(And I know that Rose is banned from baseball, but his records are still on the books, and there are many who still want to celebrate his achievements.)
And if you want to talk to me about honor and integrity and sportsmanship, then you better be ripping Gaylord Perry's plaque out of the baseball Hall-of-Fame. Perry's admitted to throwing the spitter, a pitch which has been banned since the 1920s. And if not for the use of the spitter, it's doubtful Perry would've stuck around long enough to get his 300 wins. But Perry's violation of the rules seems to be an okay thing. It's something that's laughed about. And it's used to show his competitive sprit. The same goes for Hall-of-Famers Whitey Ford and Don Sutton.
So, how is this different from Bonds?
Which, I guess, brings me to my final point. Justice, as he does so often when people mention Jeff Bagwell and Roger Clemens, writes: "As for Bagwell and Clemens, I don't know that either took performance enhancing drugs. I don't know the evidence against Bagwell and Clemens.
"Bagwell's body did change dramatically during the steroid years, so it's reasonable to assume he used steroids. Clemens is a tougher sell for me. His career has been remarkably consistent. He won Cy Youngs before steroids were in the mix and after testing began. If he took them, they didn't do much for his performance."

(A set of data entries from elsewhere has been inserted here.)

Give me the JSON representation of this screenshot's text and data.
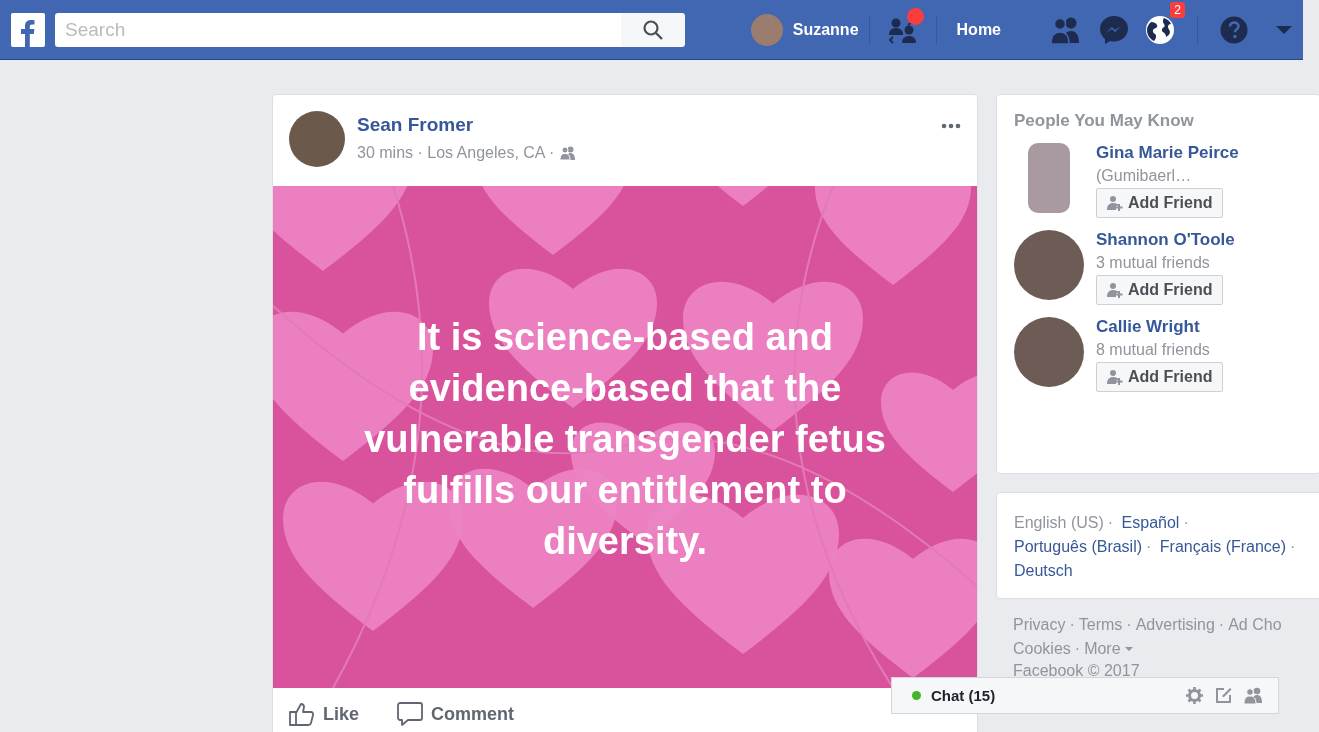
{
  "top_bar": {
    "search": {
      "placeholder": "Search"
    },
    "profile": {
      "name": "Suzanne"
    },
    "friend_requests": {
      "has_new": true
    },
    "home": "Home",
    "notifications": {
      "badge": "2"
    }
  },
  "post": {
    "author": "Sean Fromer",
    "meta": "30 mins · Los Angeles, CA ·",
    "text": "It is science-based and evidence-based that the vulnerable transgender fetus fulfills our entitlement to diversity.",
    "actions": [
      {
        "kind": "like",
        "label": "Like"
      },
      {
        "kind": "comment",
        "label": "Comment"
      }
    ]
  },
  "people_you_may_know": {
    "title": "People You May Know",
    "people": [
      {
        "name": "Gina Marie Peirce",
        "detail": "(Gumibaerl…",
        "button": "Add Friend",
        "kind": "portrait"
      },
      {
        "name": "Shannon O'Toole",
        "detail": "3 mutual friends",
        "button": "Add Friend",
        "kind": "round"
      },
      {
        "name": "Callie Wright",
        "detail": "8 mutual friends",
        "button": "Add Friend",
        "kind": "round"
      }
    ]
  },
  "separator": "·",
  "languages": [
    {
      "label": "English (US)",
      "selected": true
    },
    {
      "label": "Español",
      "selected": false
    },
    {
      "label": "Português (Brasil)",
      "selected": false
    },
    {
      "label": "Français (France)",
      "selected": false
    },
    {
      "label": "Deutsch",
      "selected": false
    }
  ],
  "footer_rows": [
    [
      {
        "label": "Privacy"
      },
      {
        "label": "Terms"
      },
      {
        "label": "Advertising"
      },
      {
        "label": "Ad Cho"
      }
    ],
    [
      {
        "label": "Cookies"
      },
      {
        "label": "More",
        "menu": true
      }
    ]
  ],
  "copyright": "Facebook © 2017",
  "chat": {
    "label": "Chat (15)",
    "online": true
  }
}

I've written on this topic several times, but I guess I need to address it again. Just because Richard Justice ain't looking for evidence doesn't mean it doesn't exist. The reason so much is known about Bonds is that the Feds raided the BALCO lab. A couple of reporters with the San Francisco Chronicle started poking around with what the Feds were doing, and since it was known that Bonds was a client with BALCO, they found some pretty damning things.
Last season, a pitcher with the Arizona Diamondbacks was busted by the Feds regarding steroid use. In an affidavit obtained by the Los Angeles Times, this guy named Roger Clemens as another steroids user. Now, you might think that an enterprising reporter like Justice might follow up on this, do a little leg work maybe, and go see what he could find.
Nope. Nothing happened. But the evidence is out there. And if someone were to really start looking, maybe lots more could be found, like all of the stuff that's been found about Bonds. But that would require work. And reporting would interfere with the radio shows and the appearances on Around the Horn and Pardon the Interruption.
As for the Cy Youngs before-and-after argument. I guess that I really shouldn't mention that Barry Bonds won Gold Gloves and MVPs before the 'roids, too. And anybody who watched Clemens pitch his last several seasons with the Red Sox should note some improvements as well. So, Richard, get a new argument.
I'm sick of this whole thing. So, let's watch the hyperbole. A game that celebrates Pete Rose and Gaylord Perry and Don Sutton and Whitey Ford shouldn't be turning its nose up at Barry Bonds. And when writers start blathering on about honor and integrity and sportsmanship, perhaps they should do a little more work because baseball celebrates the liars and cheats. Perhaps that's why it really is America's Game. – John Royal
Get the ICYMI: Today's Top Stories Newsletter Our daily newsletter delivers quick clicks to keep you in the know
Catch up on the day's news and stay informed with our daily digest of the most popular news, music, food and arts stories in Houston, delivered to your inbox Monday through Friday.